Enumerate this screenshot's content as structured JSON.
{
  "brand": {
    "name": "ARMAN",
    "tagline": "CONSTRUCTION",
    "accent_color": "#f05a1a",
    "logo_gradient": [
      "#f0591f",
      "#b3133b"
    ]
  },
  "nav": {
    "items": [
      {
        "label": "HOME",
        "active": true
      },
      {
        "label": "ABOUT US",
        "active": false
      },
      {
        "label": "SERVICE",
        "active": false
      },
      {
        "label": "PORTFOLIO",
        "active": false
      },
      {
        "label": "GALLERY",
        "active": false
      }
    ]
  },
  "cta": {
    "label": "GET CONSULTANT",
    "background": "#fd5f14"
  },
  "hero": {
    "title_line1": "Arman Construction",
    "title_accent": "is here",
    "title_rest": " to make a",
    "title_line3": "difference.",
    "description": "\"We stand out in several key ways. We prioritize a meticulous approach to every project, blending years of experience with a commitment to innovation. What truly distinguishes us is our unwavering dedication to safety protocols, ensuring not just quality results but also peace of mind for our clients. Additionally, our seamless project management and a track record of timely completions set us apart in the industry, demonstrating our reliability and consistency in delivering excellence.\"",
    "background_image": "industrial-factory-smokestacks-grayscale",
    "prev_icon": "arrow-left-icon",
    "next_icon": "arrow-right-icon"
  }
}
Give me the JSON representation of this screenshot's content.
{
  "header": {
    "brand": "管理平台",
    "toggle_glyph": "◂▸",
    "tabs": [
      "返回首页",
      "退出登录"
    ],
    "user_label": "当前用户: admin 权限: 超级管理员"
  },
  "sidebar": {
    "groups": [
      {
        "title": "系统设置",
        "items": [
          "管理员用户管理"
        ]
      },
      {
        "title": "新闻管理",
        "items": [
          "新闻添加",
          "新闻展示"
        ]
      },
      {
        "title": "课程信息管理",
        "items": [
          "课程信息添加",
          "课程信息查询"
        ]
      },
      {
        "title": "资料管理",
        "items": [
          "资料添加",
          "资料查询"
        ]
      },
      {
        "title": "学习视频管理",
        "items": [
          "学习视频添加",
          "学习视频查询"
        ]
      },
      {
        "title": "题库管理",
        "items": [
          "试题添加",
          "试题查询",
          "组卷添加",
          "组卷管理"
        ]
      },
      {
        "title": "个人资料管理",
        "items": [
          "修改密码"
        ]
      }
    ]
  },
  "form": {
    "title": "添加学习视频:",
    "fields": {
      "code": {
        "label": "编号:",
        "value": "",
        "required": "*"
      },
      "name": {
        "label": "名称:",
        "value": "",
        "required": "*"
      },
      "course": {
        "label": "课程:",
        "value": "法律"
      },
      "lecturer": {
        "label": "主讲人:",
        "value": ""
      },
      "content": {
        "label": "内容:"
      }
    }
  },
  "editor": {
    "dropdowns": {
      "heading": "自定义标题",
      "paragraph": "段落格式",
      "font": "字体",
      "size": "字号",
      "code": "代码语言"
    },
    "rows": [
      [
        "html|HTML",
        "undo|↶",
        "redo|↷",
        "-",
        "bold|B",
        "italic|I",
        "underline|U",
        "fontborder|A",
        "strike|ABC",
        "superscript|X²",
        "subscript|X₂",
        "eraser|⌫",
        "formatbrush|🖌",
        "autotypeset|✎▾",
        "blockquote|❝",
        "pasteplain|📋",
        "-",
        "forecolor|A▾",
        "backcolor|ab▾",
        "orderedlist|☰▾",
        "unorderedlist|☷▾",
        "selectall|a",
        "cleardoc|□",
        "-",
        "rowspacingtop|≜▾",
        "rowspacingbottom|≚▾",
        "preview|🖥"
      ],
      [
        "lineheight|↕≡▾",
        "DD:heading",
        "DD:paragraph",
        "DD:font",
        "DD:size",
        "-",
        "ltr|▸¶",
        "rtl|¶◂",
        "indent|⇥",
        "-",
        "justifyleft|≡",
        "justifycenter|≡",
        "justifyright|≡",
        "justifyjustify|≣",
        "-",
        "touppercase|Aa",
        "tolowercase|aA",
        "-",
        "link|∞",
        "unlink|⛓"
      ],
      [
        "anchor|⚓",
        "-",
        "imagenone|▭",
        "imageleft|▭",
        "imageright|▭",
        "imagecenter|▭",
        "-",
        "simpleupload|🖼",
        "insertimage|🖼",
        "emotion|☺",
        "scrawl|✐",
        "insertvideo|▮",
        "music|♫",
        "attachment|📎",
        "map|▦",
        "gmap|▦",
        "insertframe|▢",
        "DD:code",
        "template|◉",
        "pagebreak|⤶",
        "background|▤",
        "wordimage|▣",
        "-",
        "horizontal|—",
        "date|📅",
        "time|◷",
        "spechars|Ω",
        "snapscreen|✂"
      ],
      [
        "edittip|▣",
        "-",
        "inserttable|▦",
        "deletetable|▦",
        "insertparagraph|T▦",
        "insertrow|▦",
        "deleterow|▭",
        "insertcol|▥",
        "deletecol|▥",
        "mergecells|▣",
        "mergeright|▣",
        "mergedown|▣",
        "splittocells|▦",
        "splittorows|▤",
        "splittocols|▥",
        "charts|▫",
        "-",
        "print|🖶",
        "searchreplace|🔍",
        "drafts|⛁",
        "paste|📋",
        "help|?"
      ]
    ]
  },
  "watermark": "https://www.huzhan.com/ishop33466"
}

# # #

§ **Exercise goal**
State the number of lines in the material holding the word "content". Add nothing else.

§ **Written solution**
3